Potential Impacts of Nanomaterials on Human Health
As a result, virtually all existing studies correspond to the possible effects of nanomaterials on health. These may include selectively engineered nanomaterials and already existing nanomaterials from combustion or natural sources. The risk of health hazards would not only have an impact on consumers but would also happen in the workplace environment. There is a need for additional exposure data of consumers, workers, and the general population.
Published Studies on the Toxicity of Nanomaterials
A nanomaterial can be described as a material with at least some proportion of nano-elements. Specialists divide these into general nanoparticles and the so-called fullerenes or nanotubes.
With respect to the possible risks of nanotechnologies on health, two major studies have been reported. One is concerning the exposure of nanotubes in rats at DuPont Co’s Haskell Laboratory, in Newark-Delaware; and the other at Wyle Laboratories, in Houston-Texas regarding the toxicity of carbon nanotubes in mice.

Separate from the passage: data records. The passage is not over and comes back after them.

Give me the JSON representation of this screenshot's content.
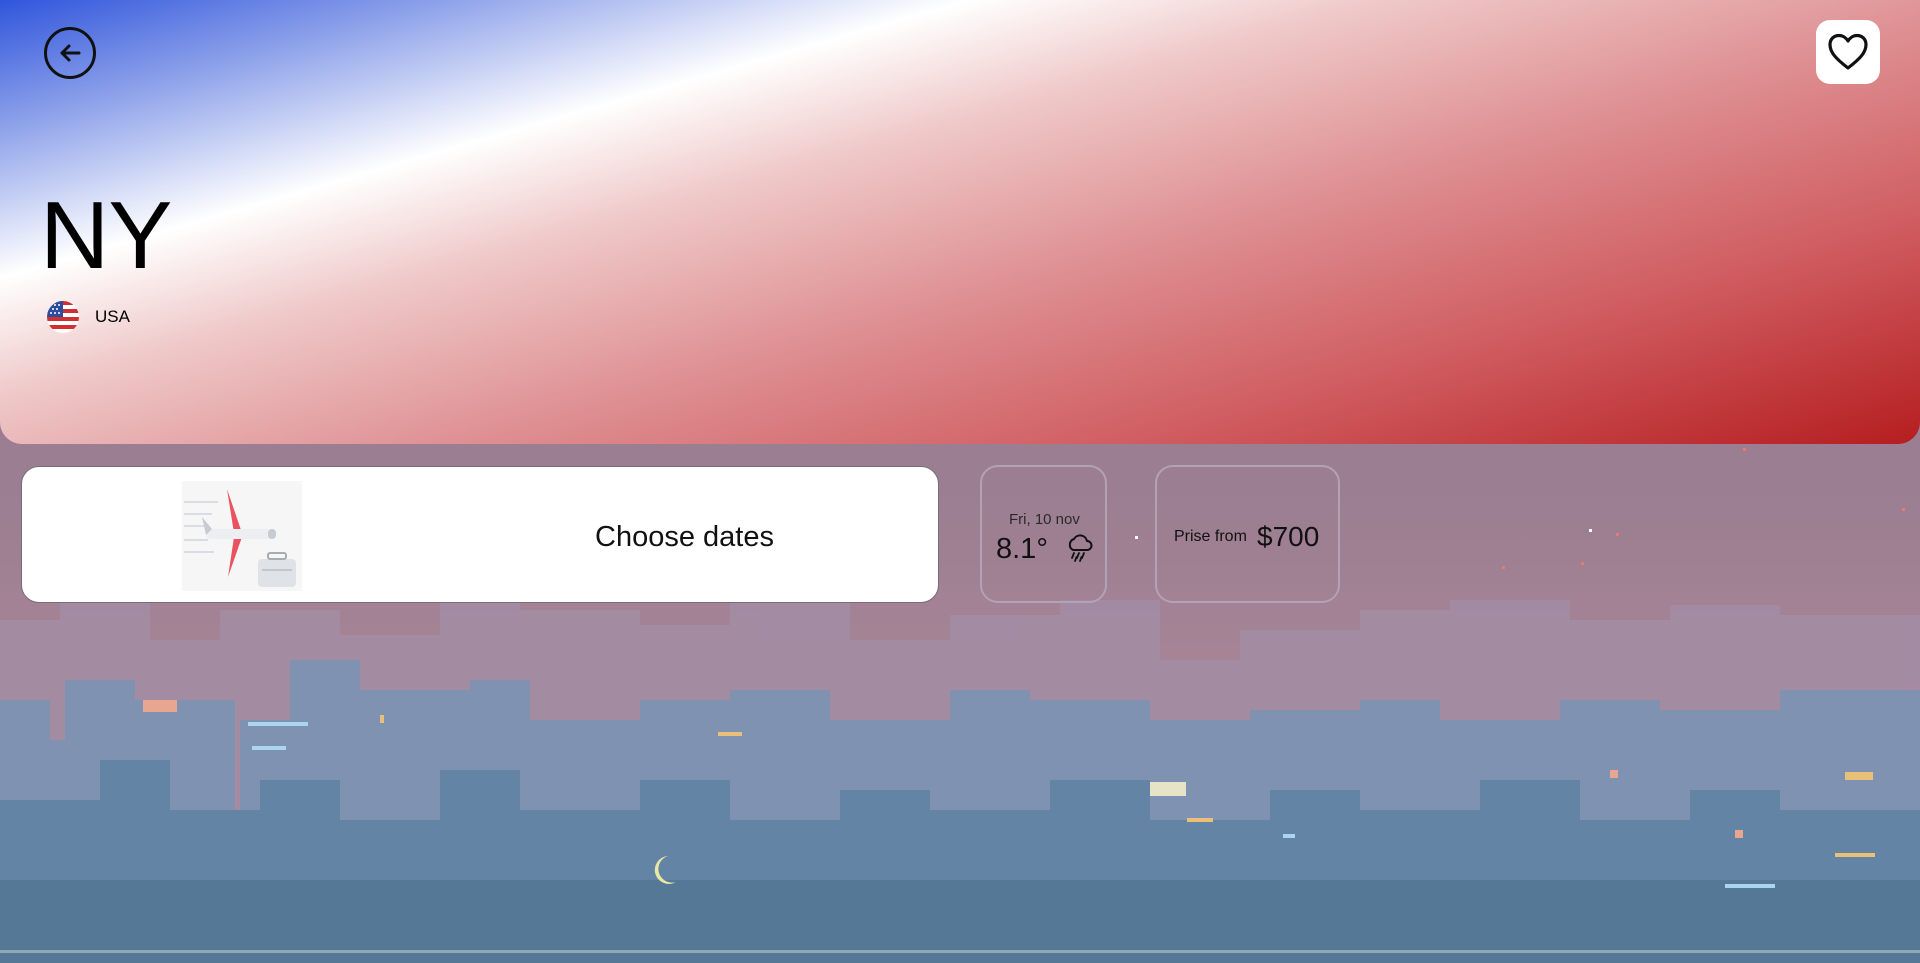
{
  "destination": {
    "city": "NY",
    "country": "USA",
    "flag_icon": "usa-flag-icon"
  },
  "header": {
    "back_icon": "back-arrow-icon",
    "favorite_icon": "heart-icon"
  },
  "booking": {
    "choose_dates_label": "Choose dates",
    "illustration_icon": "airplane-luggage-icon"
  },
  "weather": {
    "date": "Fri, 10 nov",
    "temperature": "8.1°",
    "condition_icon": "rain-cloud-icon"
  },
  "price": {
    "label": "Prise from",
    "value": "$700"
  },
  "colors": {
    "gradient_blue": "#2f55dc",
    "gradient_white": "#ffffff",
    "gradient_red": "#b51e20",
    "sky": "#9a7b8e",
    "buildings": "#5e7fa0"
  }
}
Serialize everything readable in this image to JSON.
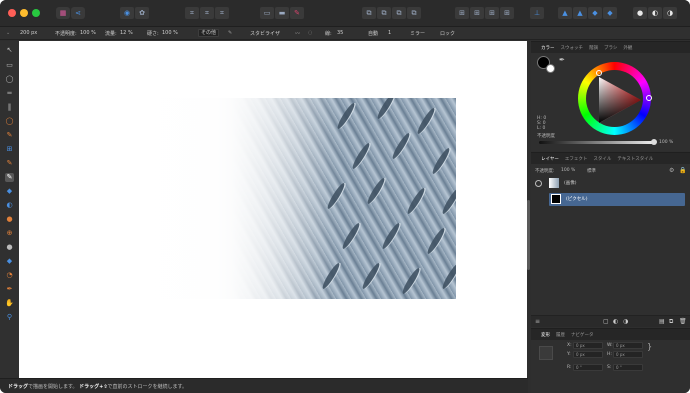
{
  "window": {
    "traffic": [
      "#ff5f57",
      "#febc2e",
      "#28c840"
    ]
  },
  "context_bar": {
    "width_value": "200 px",
    "opacity_label": "不透明度:",
    "opacity_value": "100 %",
    "flow_label": "流量:",
    "flow_value": "12 %",
    "hardness_label": "硬さ:",
    "hardness_value": "100 %",
    "other_label": "その他",
    "stabilizer_label": "スタビライザ",
    "mode_label": "線:",
    "mode_value": "35",
    "source_label": "自動",
    "source_value": "1",
    "mirror_label": "ミラー",
    "lock_label": "ロック"
  },
  "color_panel": {
    "tabs": [
      "カラー",
      "スウォッチ",
      "階調",
      "ブラシ",
      "外観"
    ],
    "hsl": [
      "H: 0",
      "S: 0",
      "L: 0"
    ],
    "opacity_label": "不透明度",
    "opacity_value": "100 %",
    "accent": "#ff3030"
  },
  "layers_panel": {
    "tabs": [
      "レイヤー",
      "エフェクト",
      "スタイル",
      "テキストスタイル"
    ],
    "opacity_label": "不透明度:",
    "opacity_value": "100 %",
    "blend_value": "標準",
    "layers": [
      {
        "name": "(画像)",
        "selected": false
      },
      {
        "name": "(ピクセル)",
        "selected": true
      }
    ]
  },
  "transform_panel": {
    "tabs": [
      "変形",
      "履歴",
      "ナビゲータ"
    ],
    "x_label": "X:",
    "x_value": "0 px",
    "y_label": "Y:",
    "y_value": "0 px",
    "w_label": "W:",
    "w_value": "0 px",
    "h_label": "H:",
    "h_value": "0 px",
    "r_label": "R:",
    "r_value": "0 °",
    "s_label": "S:",
    "s_value": "0 °"
  },
  "status": {
    "text_bold_1": "ドラッグ",
    "text_1": "で描画を開始します。",
    "text_bold_2": "ドラッグ+⇧",
    "text_2": "で直前のストロークを継続します。"
  }
}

These studies indicate that a few nanomaterials composed of carbon nanotubes can be toxic.
Other Studies of the Toxicity of Nanomaterials
Other studies are ongoing to examine the general health risks and possible toxicity of nanoparticles, with preliminary results in press. The exposure of humans to nanomaterials can occur in numerous forms, such as absorption through the skin, ingestion, and inhalation. These can potentially damage the human body in various ways.